→ Task brief
What you return should match the material below line for line, except that no image appears in it.

- - -

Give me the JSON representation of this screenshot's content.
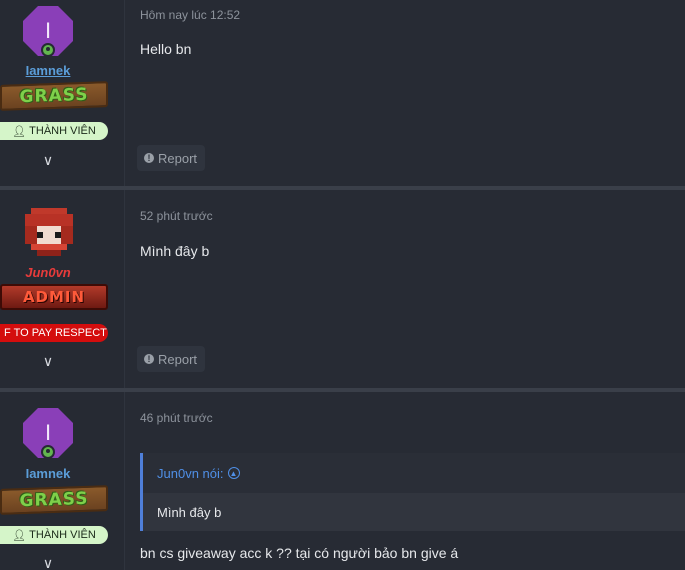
{
  "posts": [
    {
      "username": "Iamnek",
      "avatar_letter": "I",
      "avatar_color": "#8a3fb8",
      "rank_banner": "GRASS",
      "role_badge": "THÀNH VIÊN",
      "timestamp": "Hôm nay lúc 12:52",
      "content": "Hello bn",
      "report_label": "Report"
    },
    {
      "username": "Jun0vn",
      "rank_banner": "ADMIN",
      "role_badge": "F TO PAY RESPECT",
      "timestamp": "52 phút trước",
      "content": "Mình đây b",
      "report_label": "Report"
    },
    {
      "username": "Iamnek",
      "avatar_letter": "I",
      "avatar_color": "#8a3fb8",
      "rank_banner": "GRASS",
      "role_badge": "THÀNH VIÊN",
      "timestamp": "46 phút trước",
      "quote": {
        "author_line": "Jun0vn nói:",
        "text": "Mình đây b"
      },
      "content": "bn cs giveaway acc k ?? tại có người bảo bn give á"
    }
  ],
  "icons": {
    "chevron": "chevron-down-icon",
    "report": "info-circle-icon",
    "quote_jump": "arrow-up-circle-icon",
    "user": "user-icon",
    "online": "online-status-icon"
  },
  "colors": {
    "background": "#262a33",
    "member_name": "#5b9dd8",
    "admin_name": "#e83b3b",
    "member_badge": "#d5f5c9",
    "admin_badge": "#d40d0d",
    "quote_accent": "#4f7fd9"
  }
}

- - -

→ Output for this exercise
Give me the JSON representation of this screenshot's content.
{
  "posts": [
    {
      "username": "Iamnek",
      "avatar_letter": "I",
      "avatar_color": "#8a3fb8",
      "rank_banner": "GRASS",
      "role_badge": "THÀNH VIÊN",
      "timestamp": "Hôm nay lúc 12:52",
      "content": "Hello bn",
      "report_label": "Report"
    },
    {
      "username": "Jun0vn",
      "rank_banner": "ADMIN",
      "role_badge": "F TO PAY RESPECT",
      "timestamp": "52 phút trước",
      "content": "Mình đây b",
      "report_label": "Report"
    },
    {
      "username": "Iamnek",
      "avatar_letter": "I",
      "avatar_color": "#8a3fb8",
      "rank_banner": "GRASS",
      "role_badge": "THÀNH VIÊN",
      "timestamp": "46 phút trước",
      "quote": {
        "author_line": "Jun0vn nói:",
        "text": "Mình đây b"
      },
      "content": "bn cs giveaway acc k ?? tại có người bảo bn give á"
    }
  ],
  "icons": {
    "chevron": "chevron-down-icon",
    "report": "info-circle-icon",
    "quote_jump": "arrow-up-circle-icon",
    "user": "user-icon",
    "online": "online-status-icon"
  },
  "colors": {
    "background": "#262a33",
    "member_name": "#5b9dd8",
    "admin_name": "#e83b3b",
    "member_badge": "#d5f5c9",
    "admin_badge": "#d40d0d",
    "quote_accent": "#4f7fd9"
  }
}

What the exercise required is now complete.